He also said not doing so “would expose the city to potential legal liability as the project would be delayed unnecessarily.”
“I understand Councilman Gilmore’s concerns. He has my commitment to working with him and the community,” said Ward A Councilwoman Denise Ridley, whose project is in her ward after municipal redistricting.
“There will be another opportunity for the community to voice those concerns. I’m hoping the developer and the community can come to a middle ground,” Ridley said before voting for it, also stating she would ak the developer to reduce the size of the building.
Additionally, Prinz-Arey said it was a technical vote in nature, as did Saleh.
“I do understand Councilman’s Gilmore’s concerns. I am here to support you at the community meetings,” she said.
“This is a narrow question. A message to the developer, you must, must, must work with the community and the council people to their satisfaction,” Saleh said.
While Solomon agreed, he said the scope of the vote still held some significant weight.
“Even though it’s been defined as a narrow a question, we still have a duty before us. This land was designated to be a park. The JCRA almost used eminent domain, then reversed course,” he said.
“I don’t feel like I ever got a satisfactory reason. The logic never made sense. I don’t feel the evidence was ever presented to the council to address that.”
Gilmore again reiterated that the vote would set a precedent for development on Communipaw Avenue before voting no.
The amendments passed 6-3, with Ward C Councilman Rich Boggiano, Solomon, and Gilmore voting no.
“I’m very concerned you pulled that ordinance off the table before we met. I thought we agreed we were going to be meet. No such meeting occurred,” said Morris Canal Manor Executive Director June Jones.
“It’s okay for Jersey City to become a world-class city. But there’s something wrong when its indigenous residents become the underclass,” added Veronica Sutton, who also said her family has been in Jersey City for some time.
Elvin Dominici, who unsuccessfully ran for council-at-large on a slate with Jones in November, called the decision politics as usual.
Former Ward F Councilman Jermaine Robinson, who was unseated by Gilmore, spoke in favor of the project as he did while he was in office.
“There’s been dozens of meetings over the last three years. Every time I see a 13-year-old get murdered on the street … I see something is going wrong .I fought for this project. It might be a little too big, but it’s the right thing to do for Jersey City because we get Jersey City’s first rec center.”

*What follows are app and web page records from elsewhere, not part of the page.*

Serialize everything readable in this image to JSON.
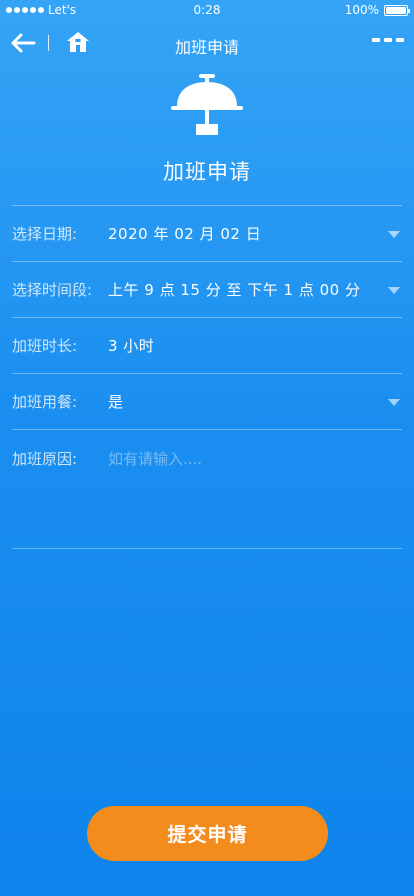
{
  "status_bar": {
    "carrier": "Let's",
    "time": "0:28",
    "battery_text": "100%",
    "battery_level": 1.0
  },
  "nav": {
    "title": "加班申请",
    "back_icon": "back-arrow-icon",
    "home_icon": "home-icon",
    "more_icon": "more-dots-icon"
  },
  "hero": {
    "icon": "service-bell-icon",
    "title": "加班申请"
  },
  "form": {
    "date": {
      "label": "选择日期:",
      "value": "2020 年 02 月 02 日"
    },
    "time_range": {
      "label": "选择时间段:",
      "value": "上午 9 点 15 分  至  下午 1 点 00 分"
    },
    "duration": {
      "label": "加班时长:",
      "value": "3 小时"
    },
    "meal": {
      "label": "加班用餐:",
      "value": "是"
    },
    "reason": {
      "label": "加班原因:",
      "value": "",
      "placeholder": "如有请输入...."
    }
  },
  "submit": {
    "label": "提交申请"
  },
  "colors": {
    "background_top": "#35a4f6",
    "background_bottom": "#0e83ec",
    "accent_button": "#f48b1d",
    "text": "#ffffff"
  }
}
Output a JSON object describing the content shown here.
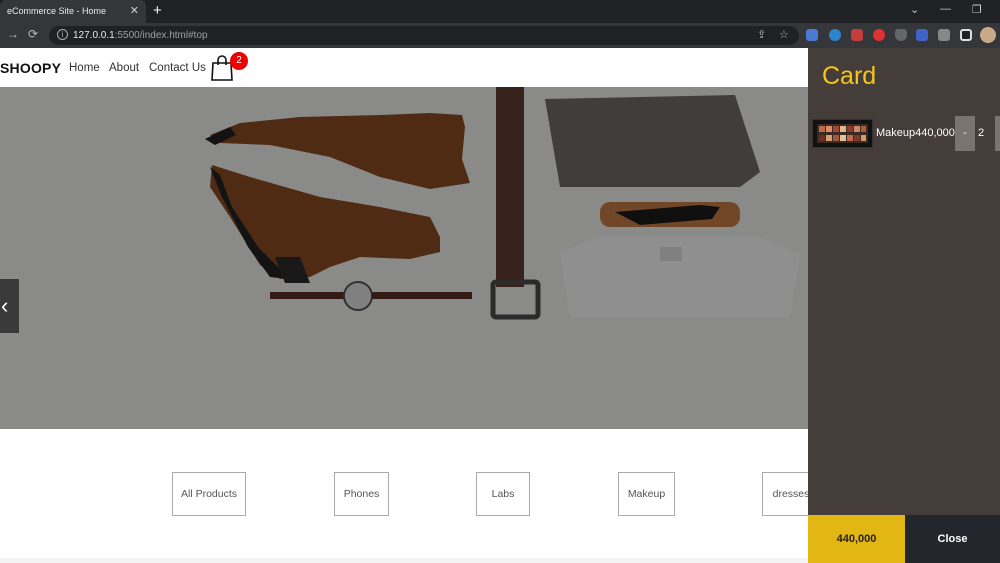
{
  "browser": {
    "tab_title": "eCommerce Site - Home",
    "tab_close": "✕",
    "new_tab": "+",
    "url_host": "127.0.0.1",
    "url_path": ":5500/index.html#top"
  },
  "header": {
    "brand": "SHOOPY",
    "nav": [
      "Home",
      "About",
      "Contact Us"
    ],
    "cart_count": "2"
  },
  "hero": {
    "prev_label": "‹"
  },
  "filters": [
    "All Products",
    "Phones",
    "Labs",
    "Makeup",
    "dresses"
  ],
  "cart": {
    "title": "Card",
    "items": [
      {
        "name": "Makeup",
        "price": "440,000",
        "minus": "-",
        "qty": "2"
      }
    ],
    "total": "440,000",
    "close_label": "Close"
  },
  "colors": {
    "accent": "#f5c518",
    "badge": "#ee0000",
    "panel": "#443d3a"
  }
}
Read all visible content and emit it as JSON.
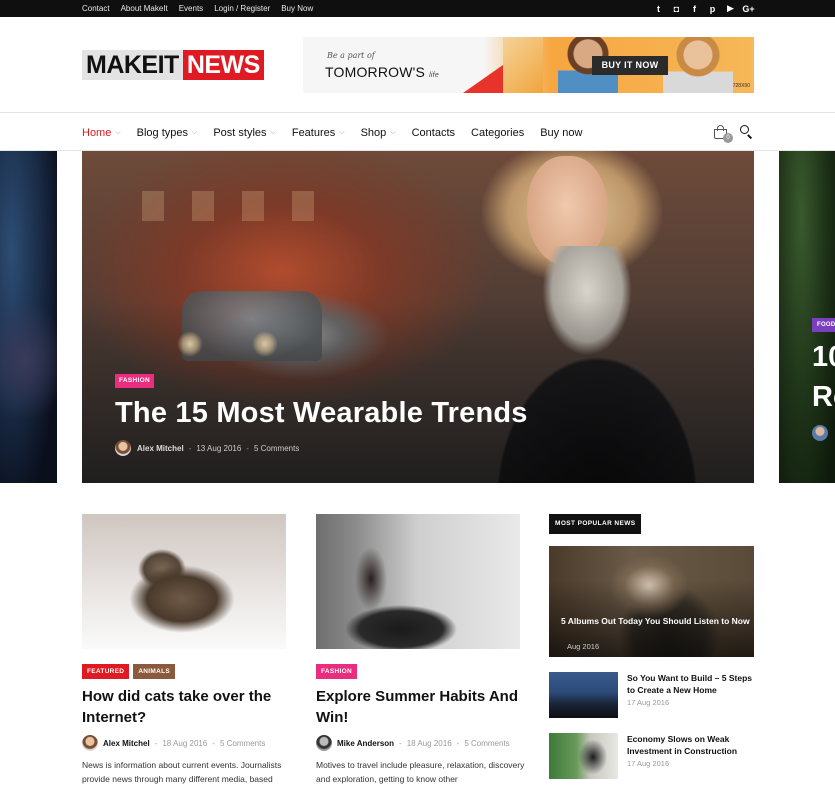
{
  "topbar": {
    "links": [
      "Contact",
      "About MakeIt",
      "Events",
      "Login / Register",
      "Buy Now"
    ],
    "social": [
      {
        "icon": "twitter-icon",
        "glyph": "t"
      },
      {
        "icon": "instagram-icon",
        "glyph": "◘"
      },
      {
        "icon": "facebook-icon",
        "glyph": "f"
      },
      {
        "icon": "pinterest-icon",
        "glyph": "p"
      },
      {
        "icon": "youtube-icon",
        "glyph": "▶"
      },
      {
        "icon": "google-plus-icon",
        "glyph": "G+"
      }
    ]
  },
  "header": {
    "logo_part1": "MAKEIT",
    "logo_part2": "NEWS",
    "ad": {
      "small_text": "Be a part of",
      "big_text": "TOMORROW'S",
      "big_suffix": "life",
      "button": "BUY IT NOW",
      "code": "728X90"
    }
  },
  "nav": {
    "items": [
      {
        "label": "Home",
        "dropdown": true,
        "active": true
      },
      {
        "label": "Blog types",
        "dropdown": true,
        "active": false
      },
      {
        "label": "Post styles",
        "dropdown": true,
        "active": false
      },
      {
        "label": "Features",
        "dropdown": true,
        "active": false
      },
      {
        "label": "Shop",
        "dropdown": true,
        "active": false
      },
      {
        "label": "Contacts",
        "dropdown": false,
        "active": false
      },
      {
        "label": "Categories",
        "dropdown": false,
        "active": false
      },
      {
        "label": "Buy now",
        "dropdown": false,
        "active": false
      }
    ],
    "cart_count": "0",
    "icons": [
      "cart-icon",
      "search-icon"
    ]
  },
  "hero": {
    "category": "FASHION",
    "title": "The 15 Most Wearable Trends",
    "author": "Alex Mitchel",
    "date": "13 Aug 2016",
    "comments": "5 Comments",
    "next_slide": {
      "category": "FOOD",
      "title_line1": "10",
      "title_line2": "Re"
    }
  },
  "posts": [
    {
      "categories": [
        {
          "label": "FEATURED",
          "color": "#e01a22"
        },
        {
          "label": "ANIMALS",
          "color": "#8b5a3c"
        }
      ],
      "title": "How did cats take over the Internet?",
      "author": "Alex Mitchel",
      "date": "18 Aug 2016",
      "comments": "5 Comments",
      "excerpt": "News is information about current events. Journalists provide news through many different media, based"
    },
    {
      "categories": [
        {
          "label": "FASHION",
          "color": "#ea2d7e"
        }
      ],
      "title": "Explore Summer Habits And Win!",
      "author": "Mike Anderson",
      "date": "18 Aug 2016",
      "comments": "5 Comments",
      "excerpt": "Motives to travel include pleasure, relaxation, discovery and exploration, getting to know other"
    }
  ],
  "sidebar": {
    "heading": "MOST POPULAR NEWS",
    "featured": {
      "title": "5 Albums Out Today You Should Listen to Now",
      "date": "Aug 2016"
    },
    "items": [
      {
        "title": "So You Want to Build – 5 Steps to Create a New Home",
        "date": "17 Aug 2016"
      },
      {
        "title": "Economy Slows on Weak Investment in Construction",
        "date": "17 Aug 2016"
      }
    ]
  },
  "colors": {
    "accent": "#e01a22",
    "fashion": "#ea2d7e",
    "food": "#7a3fbf",
    "topbar": "#0f0f0f"
  }
}
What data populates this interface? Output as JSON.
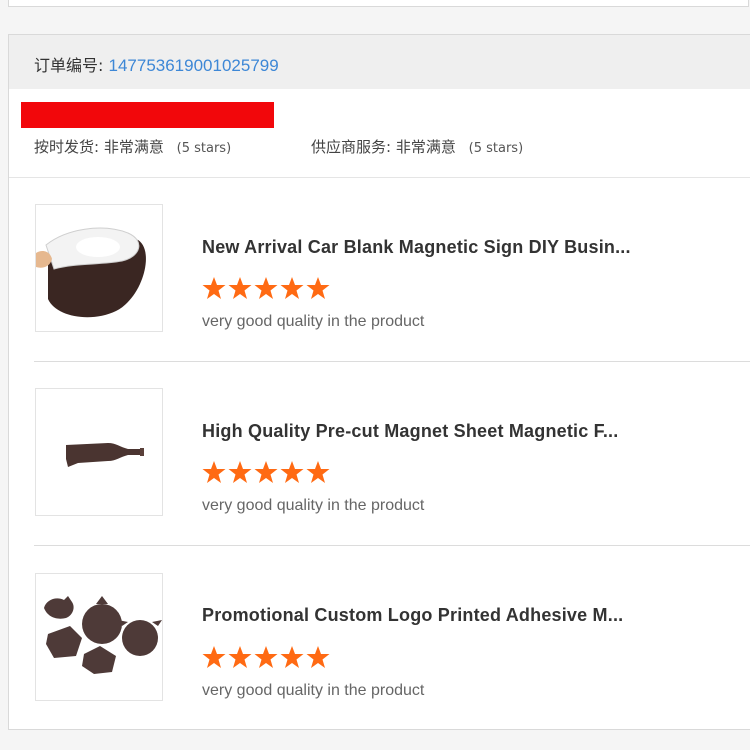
{
  "order": {
    "label": "订单编号:",
    "number": "147753619001025799"
  },
  "ratings": [
    {
      "label": "按时发货:",
      "value": "非常满意",
      "stars_text": "(5 stars)"
    },
    {
      "label": "供应商服务:",
      "value": "非常满意",
      "stars_text": "(5 stars)"
    }
  ],
  "colors": {
    "accent_link": "#3d87d6",
    "star": "#ff6a13",
    "redaction": "#f2070b"
  },
  "items": [
    {
      "title": "New Arrival Car Blank Magnetic Sign DIY Busin...",
      "rating": 5,
      "review": "very good quality in the product",
      "thumbnail_icon": "magnetic-sheet-roll-image"
    },
    {
      "title": "High Quality Pre-cut Magnet Sheet Magnetic F...",
      "rating": 5,
      "review": "very good quality in the product",
      "thumbnail_icon": "bottle-shaped-magnet-image"
    },
    {
      "title": "Promotional Custom Logo Printed Adhesive M...",
      "rating": 5,
      "review": "very good quality in the product",
      "thumbnail_icon": "assorted-shaped-magnets-image"
    }
  ]
}
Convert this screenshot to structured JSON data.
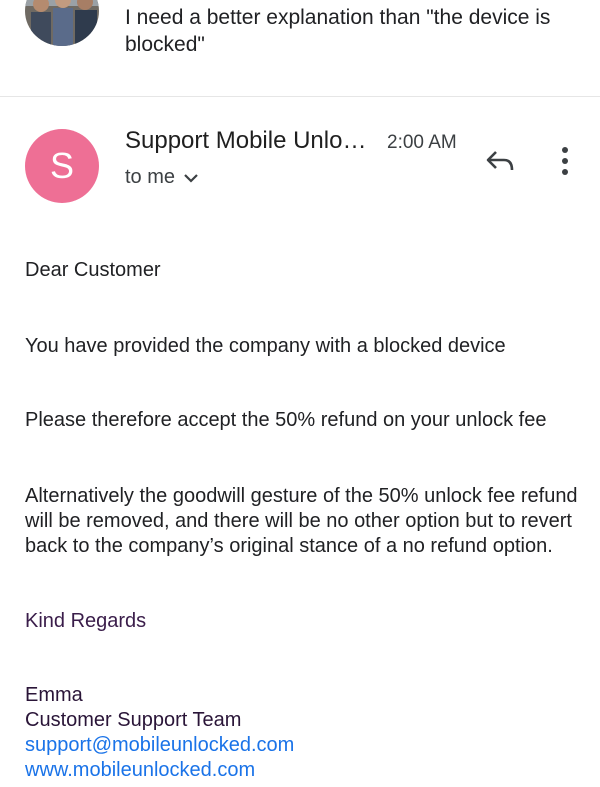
{
  "previous_message": {
    "snippet": "I need a better explanation than \"the device is blocked\""
  },
  "email": {
    "sender_initial": "S",
    "sender": "Support Mobile Unlo…",
    "time": "2:00 AM",
    "recipient": "to me",
    "body": {
      "greeting": "Dear Customer",
      "paragraph1": "You have provided the company with a blocked device",
      "paragraph2": "Please therefore accept the 50% refund on your unlock fee",
      "paragraph3": "Alternatively the goodwill gesture of the 50% unlock fee refund will be removed, and there will be no other option but to revert back to the company’s original stance of a no refund option.",
      "closing": "Kind Regards"
    },
    "signature": {
      "name": "Emma",
      "team": "Customer Support Team",
      "email": "support@mobileunlocked.com",
      "website": "www.mobileunlocked.com"
    }
  },
  "colors": {
    "avatar": "#ee6f95",
    "link": "#1a73e8"
  },
  "icons": [
    "reply-icon",
    "more-vert-icon",
    "chevron-down-icon"
  ]
}
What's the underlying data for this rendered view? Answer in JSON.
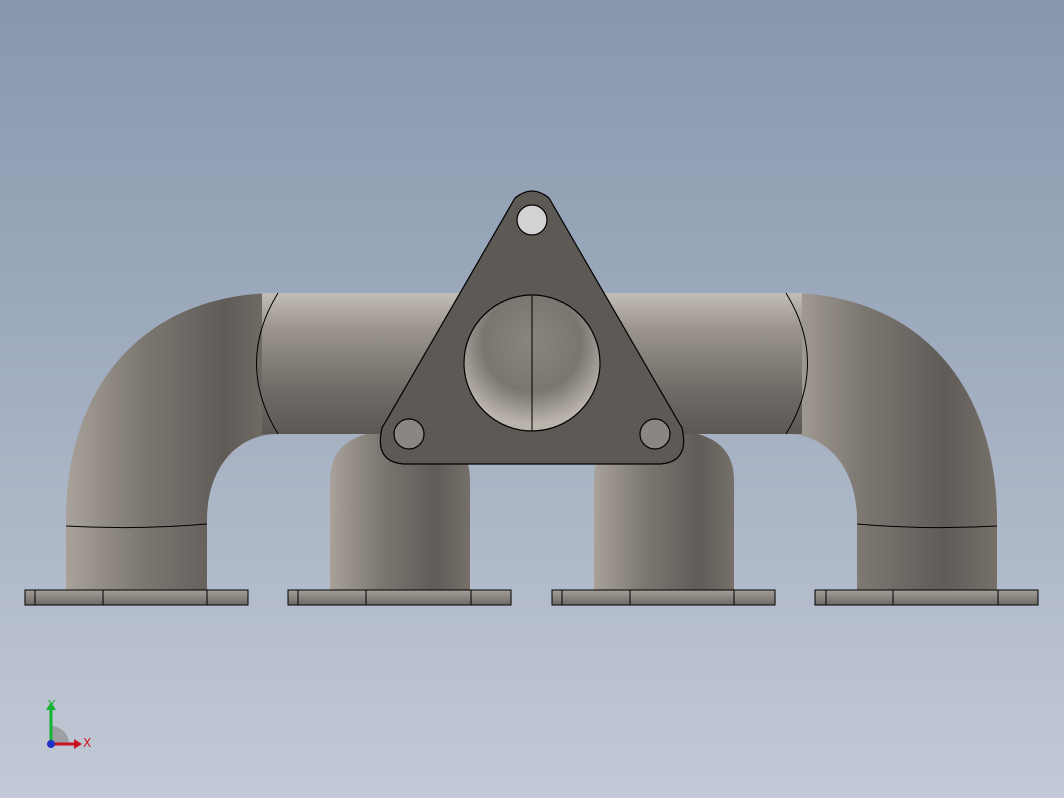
{
  "viewport": {
    "triad": {
      "x_label": "X",
      "y_label": "Y",
      "x_color": "#c8141e",
      "y_color": "#14b432",
      "z_color": "#1e32c8"
    },
    "colors": {
      "background_top": "#8797ad",
      "background_bottom": "#c3c9d6",
      "model_surface": "#86807a",
      "model_dark": "#5a5551",
      "outline": "#000000"
    }
  }
}
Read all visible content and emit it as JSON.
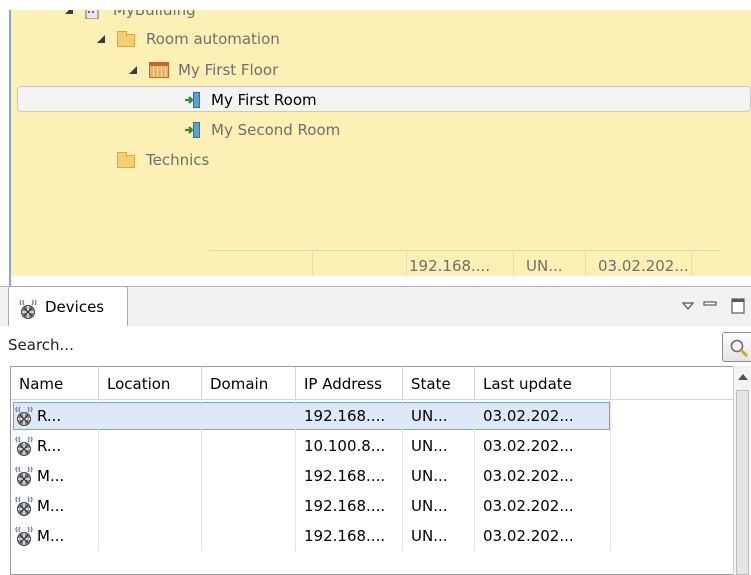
{
  "tree": {
    "items": [
      {
        "label": "MyBuilding",
        "icon": "building-icon",
        "expanded": true
      },
      {
        "label": "Room automation",
        "icon": "folder-icon",
        "expanded": true
      },
      {
        "label": "My First Floor",
        "icon": "floor-icon",
        "expanded": true
      },
      {
        "label": "My First Room",
        "icon": "room-icon",
        "selected": true
      },
      {
        "label": "My Second Room",
        "icon": "room-icon"
      },
      {
        "label": "Technics",
        "icon": "folder-icon"
      }
    ],
    "column_values": [
      "",
      "",
      "192.168....",
      "UN...",
      "03.02.202..."
    ],
    "background": "#fcf0b4"
  },
  "devices_view": {
    "tab_label": "Devices",
    "tab_icon": "device-router-icon",
    "toolbar_icons": [
      "view-menu-icon",
      "minimize-icon",
      "maximize-icon"
    ],
    "search": {
      "placeholder": "Search...",
      "value": "",
      "button_icon": "magnifier-icon"
    },
    "table": {
      "columns": [
        "Name",
        "Location",
        "Domain",
        "IP Address",
        "State",
        "Last update"
      ],
      "rows": [
        {
          "name": "R...",
          "location": "",
          "domain": "",
          "ip": "192.168....",
          "state": "UN...",
          "last_update": "03.02.202...",
          "selected": true
        },
        {
          "name": "R...",
          "location": "",
          "domain": "",
          "ip": "10.100.8...",
          "state": "UN...",
          "last_update": "03.02.202..."
        },
        {
          "name": "M...",
          "location": "",
          "domain": "",
          "ip": "192.168....",
          "state": "UN...",
          "last_update": "03.02.202..."
        },
        {
          "name": "M...",
          "location": "",
          "domain": "",
          "ip": "192.168....",
          "state": "UN...",
          "last_update": "03.02.202..."
        },
        {
          "name": "M...",
          "location": "",
          "domain": "",
          "ip": "192.168....",
          "state": "UN...",
          "last_update": "03.02.202..."
        }
      ]
    },
    "selection_color": "#dde9f9"
  }
}
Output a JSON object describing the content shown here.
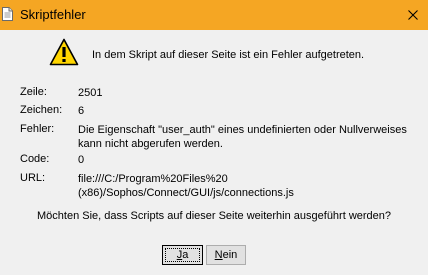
{
  "window": {
    "title": "Skriptfehler",
    "titlebar_color": "#f5a623"
  },
  "icons": {
    "title": "script-page-icon",
    "warning": "warning-icon",
    "close": "close-icon"
  },
  "message": "In dem Skript auf dieser Seite ist ein Fehler aufgetreten.",
  "details": {
    "line": {
      "label": "Zeile:",
      "value": "2501"
    },
    "char": {
      "label": "Zeichen:",
      "value": "6"
    },
    "error": {
      "label": "Fehler:",
      "value_line1": "Die Eigenschaft \"user_auth\" eines undefinierten oder Nullverweises",
      "value_line2": "kann nicht abgerufen werden."
    },
    "code": {
      "label": "Code:",
      "value": "0"
    },
    "url": {
      "label": "URL:",
      "value_line1": "file:///C:/Program%20Files%20",
      "value_line2": "(x86)/Sophos/Connect/GUI/js/connections.js"
    }
  },
  "question": "Möchten Sie, dass Scripts auf dieser Seite weiterhin ausgeführt werden?",
  "buttons": {
    "yes_mnemonic": "J",
    "yes_rest": "a",
    "no_mnemonic": "N",
    "no_rest": "ein"
  }
}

He continued that it would contain coding classes and classrooms for other subjects, as well as that minority employment and business would be fostered there.
Regarding the acquisition of the Rook tactical vehicle, which raised some eyebrows on Monday, Democratic Committeeman Gary Spingarn acknowledged that while a federal grant will cover the initial expense, there are still costs to maintain and store it.
“It pains me to see Jersey City follow the tails of the military-industrial complex … while ignoring the needs of the people,” he said.
“I noticed it only goes to the second story. What good does that do? We have the high rises here,” Daly added.
Saleh, who was among the council members who asked Public Safety Director James Shea questions about the vehicle on Monday, said he was convinced this was a good decision.
“It’s a defensive capability. And I believe that grant was specifically for the Rook. It is to protect negotiators, to protect police officers. I wish we did not have to purchase this. But after December 10th, 2019, we have to protect first responders,” Saleh said.
Gilmore, who also had some concerns at the caucus, concurred with Saleh.
“I can actually visualize and see how this could be beneficial when the individual was barricaded in the car. I do understand the concerns of the community. There’s no weapons on it. It’s a defense mechanism,” Gilmore said.
The resolution was ultimately approved unanimously (9-0) as part of the consent agenda.